Behind The Scenes, 3 July 2019: Teaching Archives
by Stacey Anderson, Media Archivist and Louisa Blight, Collections Manager
Picture the scene: two archivists in a room, reflecting on their career journeys, skills and knowledge. “Wouldn’t it be great,” said one to the other, “to give something back? To help nurture the next generation of archivists and practitioners?” So that’s exactly what we did!
In 2015, to coincide with the development of The Box and the strengthening of the partnership working between the Museums Galleries Archives service and the University of Plymouth, academics and archivists began to work together to develop a new and innovative offer.
Our goal was to design a course with core and optional modules that reflected the values of the professional archive sector. We looked to a new framework being developed by the Archives and Records Association (ARA) which gave us our USP; an emphasis on ‘practice’.
This was also the inspiration for including a Continuing Professional Development module around the business of archives. This enables existing practitioners to develop enhanced knowledge and skills that they can then apply to their everyday work.
All of this combined, gave us the official name for the programme – the MA Archival Practice. It’s a one-year programme that can be studied either full or part time. Students gain practical experience of working in an archive from dealing with materials such as manuscripts, maps, film, sound and digital archives, to thinking about practical matters like fundraising, communication, outreach and employment law.
Over the next two years we worked closely with the University’s School of Humanities and Performing Arts to develop the reams of required paperwork. We appointed an academic lead – Dr. Rebecca Emmett, refined our curriculum, and in September 2018 welcomed our very first intake.
Delivering the MA has also been a significant team effort. Through seminars and spotlight sessions, our students have benefited from hearing the voices of professionals from across our service – not just archivists and academics, but learning and engagement officers, conservation specialists, media archive technicians as well as staff who are responsible for marketing, business and operations. This approach has proved to be a major strength for the programme.
We have learnt along the way too – thanks to the support of Dr. Emmett and other colleagues at the University. Now we are working archivists and we teach. The MA is giving us opportunities to build on our own sense of professionalism and keep our knowledge and skills current.

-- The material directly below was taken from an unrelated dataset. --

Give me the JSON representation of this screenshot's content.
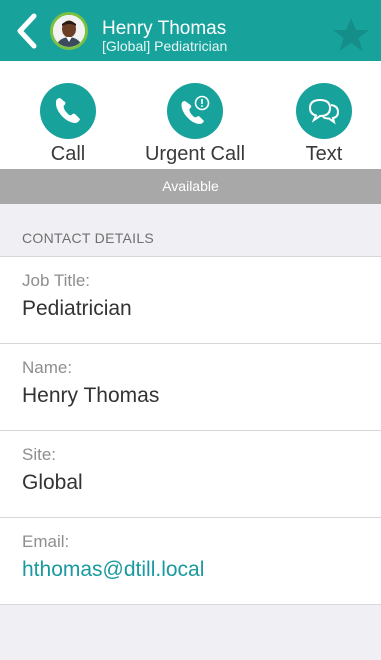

Teaching archives has helped define and add value to what it means for us to be archivists – and hopefully proudly pass the baton to a new generation of archivists and archive practitioners who will inspire others in the future.
You can find out more about the MA Archival Practice here.